Fortnightly Story: JM

empty park bench on grass overlooking lake
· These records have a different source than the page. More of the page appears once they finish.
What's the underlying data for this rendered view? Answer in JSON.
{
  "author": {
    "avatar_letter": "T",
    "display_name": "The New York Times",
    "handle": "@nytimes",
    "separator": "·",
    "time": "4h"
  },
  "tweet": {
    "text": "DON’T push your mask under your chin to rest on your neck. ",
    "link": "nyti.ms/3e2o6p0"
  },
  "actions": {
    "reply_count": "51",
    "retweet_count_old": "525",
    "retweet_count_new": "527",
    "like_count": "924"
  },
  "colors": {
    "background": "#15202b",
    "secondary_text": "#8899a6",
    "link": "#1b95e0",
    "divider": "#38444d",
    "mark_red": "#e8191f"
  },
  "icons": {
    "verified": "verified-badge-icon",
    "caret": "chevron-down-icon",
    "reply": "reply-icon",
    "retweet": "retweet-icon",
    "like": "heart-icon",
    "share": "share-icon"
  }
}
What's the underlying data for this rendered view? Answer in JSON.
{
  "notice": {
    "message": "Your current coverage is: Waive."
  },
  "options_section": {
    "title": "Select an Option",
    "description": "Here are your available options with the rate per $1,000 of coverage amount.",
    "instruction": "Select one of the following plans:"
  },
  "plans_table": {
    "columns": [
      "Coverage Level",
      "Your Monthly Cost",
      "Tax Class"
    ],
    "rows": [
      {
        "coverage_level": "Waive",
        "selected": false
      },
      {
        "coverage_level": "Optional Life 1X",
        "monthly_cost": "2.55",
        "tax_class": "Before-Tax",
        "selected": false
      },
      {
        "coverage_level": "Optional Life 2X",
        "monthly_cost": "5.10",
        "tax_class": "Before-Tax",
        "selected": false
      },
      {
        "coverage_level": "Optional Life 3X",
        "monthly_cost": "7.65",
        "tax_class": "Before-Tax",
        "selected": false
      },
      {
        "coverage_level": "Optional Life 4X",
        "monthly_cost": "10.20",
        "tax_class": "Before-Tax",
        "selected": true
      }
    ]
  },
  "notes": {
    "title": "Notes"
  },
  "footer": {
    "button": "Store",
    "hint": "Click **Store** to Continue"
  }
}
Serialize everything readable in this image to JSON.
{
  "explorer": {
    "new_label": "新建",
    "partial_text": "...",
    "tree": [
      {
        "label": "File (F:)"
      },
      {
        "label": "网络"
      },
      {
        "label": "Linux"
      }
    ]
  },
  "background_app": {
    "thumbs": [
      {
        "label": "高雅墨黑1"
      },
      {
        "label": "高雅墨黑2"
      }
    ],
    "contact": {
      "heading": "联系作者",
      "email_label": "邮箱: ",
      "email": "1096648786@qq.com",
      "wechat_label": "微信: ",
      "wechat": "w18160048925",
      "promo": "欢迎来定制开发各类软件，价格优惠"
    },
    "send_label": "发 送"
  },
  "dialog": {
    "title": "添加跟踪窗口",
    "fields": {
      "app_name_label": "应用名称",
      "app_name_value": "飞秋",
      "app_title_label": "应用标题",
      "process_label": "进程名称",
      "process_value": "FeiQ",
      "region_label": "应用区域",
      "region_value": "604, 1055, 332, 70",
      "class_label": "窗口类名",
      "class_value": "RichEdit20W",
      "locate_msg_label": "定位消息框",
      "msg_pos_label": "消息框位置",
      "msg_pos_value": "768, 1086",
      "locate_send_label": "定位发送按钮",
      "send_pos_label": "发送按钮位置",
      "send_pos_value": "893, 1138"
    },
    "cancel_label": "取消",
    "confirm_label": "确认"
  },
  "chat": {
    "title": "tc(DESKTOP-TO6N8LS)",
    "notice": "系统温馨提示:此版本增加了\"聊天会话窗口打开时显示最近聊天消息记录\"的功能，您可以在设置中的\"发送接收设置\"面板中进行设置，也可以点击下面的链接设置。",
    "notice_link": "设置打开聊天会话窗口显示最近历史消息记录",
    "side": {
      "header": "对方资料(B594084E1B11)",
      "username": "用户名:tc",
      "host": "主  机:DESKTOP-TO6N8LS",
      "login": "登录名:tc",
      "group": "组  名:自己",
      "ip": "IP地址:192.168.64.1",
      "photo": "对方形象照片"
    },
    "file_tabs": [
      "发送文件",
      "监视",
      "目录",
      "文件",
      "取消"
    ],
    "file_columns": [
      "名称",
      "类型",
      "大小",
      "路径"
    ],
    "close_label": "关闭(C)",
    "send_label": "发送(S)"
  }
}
I’ve never told anyone.  To think about it makes my hands sweat and nausea rise from my stomach.  It happened the year I turned eighteen on a sunny late afternoon in February, on the top floor of a building in Double Bay.  I was recently engaged to be married and the wedding was booked for the end of June.  We had gone to the photographer’s studio to have our engagement photos taken.  The photographer was a good friend of my future brother-in-law.  I had met him several times before and had thought of him as old, as my parents seemed to be old, but he can’t in those days have been more than fifty.  He was tiny like a jockey, his trademark cravat tied at the neck beneath a tailored shirt.  His accent, foreign but very English.  His shirt covered the numbers branded on his arm – a childhood survivor of the holocaust.  Continue reading